Genpact, India’s largest business process outsourcing services company, on Wednesday revised its annual revenue guidance upward, signalling sound growth in turbulent times. Its president and chief executive officer, N V Tyagarajan, tells Piyali Mandal the company will keep investing in new businesses, despite the uncertain times. Edited excerpts:
Your annual growth was impressive, but net profit was down by almost 37 per cent on a quarter-on-quarter basis. What went wrong?
Historically, the first quarter is always lower than the fourth quarter for us. This is because most clients finish their engineering and technology projects in the fourth quarter. So, when we enter the fourth quarter, revenues normally come down. Moreover, we carry a bigger bench (employees not deployed in any project) in the first quarter. We don’t look at business only for a quarter. Ours is a long-cycle business.
You talked about maintaining a bigger bench in the first quarter. Is that the reason why your revenue per employee fell?
It’s a part of the reason. Typically, when your revenues come down, you don’t take your employees out. We make them ready for the next assignment, which is why we see the largest bench in the first quarter.
You raised your annual revenue outlook. How does the demand environment look like?
The demand outlook looks steady. Clearly, the world is passing through uncertainty and it’ll continue like this for sometime. It is the new normal. There is going to be uncertainty and volatility in different geographies, verticals and different types of works. But at the same time, there are lots of new regulations which are coming in and creating more demand for players like us.
Are you considering taking a relook at your business model or investments because of this uncertainty?
The times are uncertain. But we are having a steady deal pipeline, and sizes are also steady. We have not seen much impact on the decision making cycle of the clients. So, across the board, the growth has been steady. We will continue to invest in sales, relationships, domains and product innovations.
What are the geographies and verticals from where you are seeing most demand coming from?
Demand seems to be good in few industry verticals such as consumer products, life sciences and pharma, healthcare and insurance. From a geography perspective, Europe has been really doing good for us, so also Asia Pacific, including Japan, China and Australia. From a service line perspective, our smart decision services, which include re-engineering, risk and analytics, has been the fastest growth engine for us. We are seeing steady demand for offerings such as finance and accounting, procurement and back office management.
But your peers and some large information technology companies have indicated the banking, financial services and insurance sector and the US market still remain areas of concern?
We think about the overall financial services world in three different buckets. First is insurance. It has been doing quite well for us for the past many quarters. There is still a lot of transformation that insurance companies have to drive, as they go forward.

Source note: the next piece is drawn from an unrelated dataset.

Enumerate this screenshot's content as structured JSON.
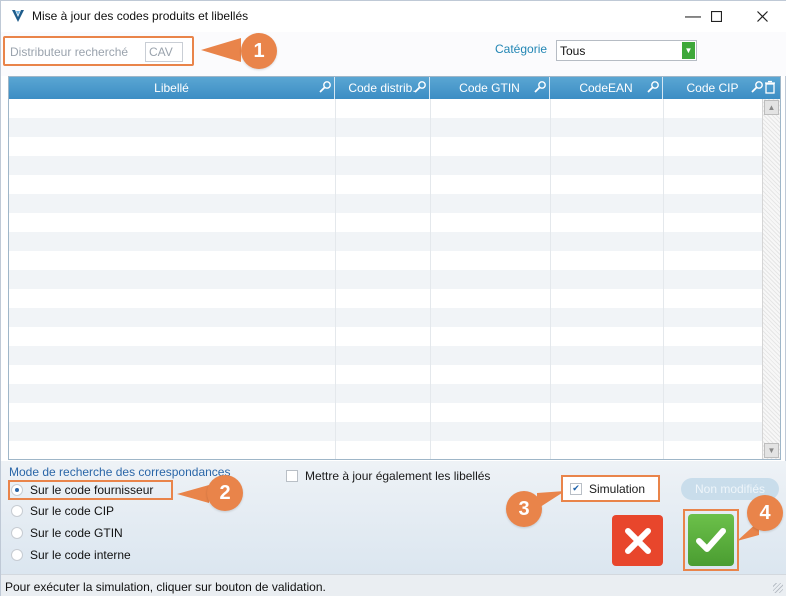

In the banking side, the demand from retail banking has been slow for many quarters, especially in the US. The third area is the capital market, which is undergoing a major change. Discretionary projects are under very tight watch.
You recently acquired Accounting Plaza. What kind of revenue you are expecting from it?
We acquired the company on April 25, 2012. We expect Accounting Plaza to contribute at least $24 million in revenue this calendar year. Annual revenue from Accounting Plaza would obviously be higher.
How are the government and Indian businesses shaping up?
We don’t do much government-related works. We are planning to put together a team for this. The India business is doing really well. We recently closed some interesting and completely transformational deals with large corporations in India, which we will announce soon.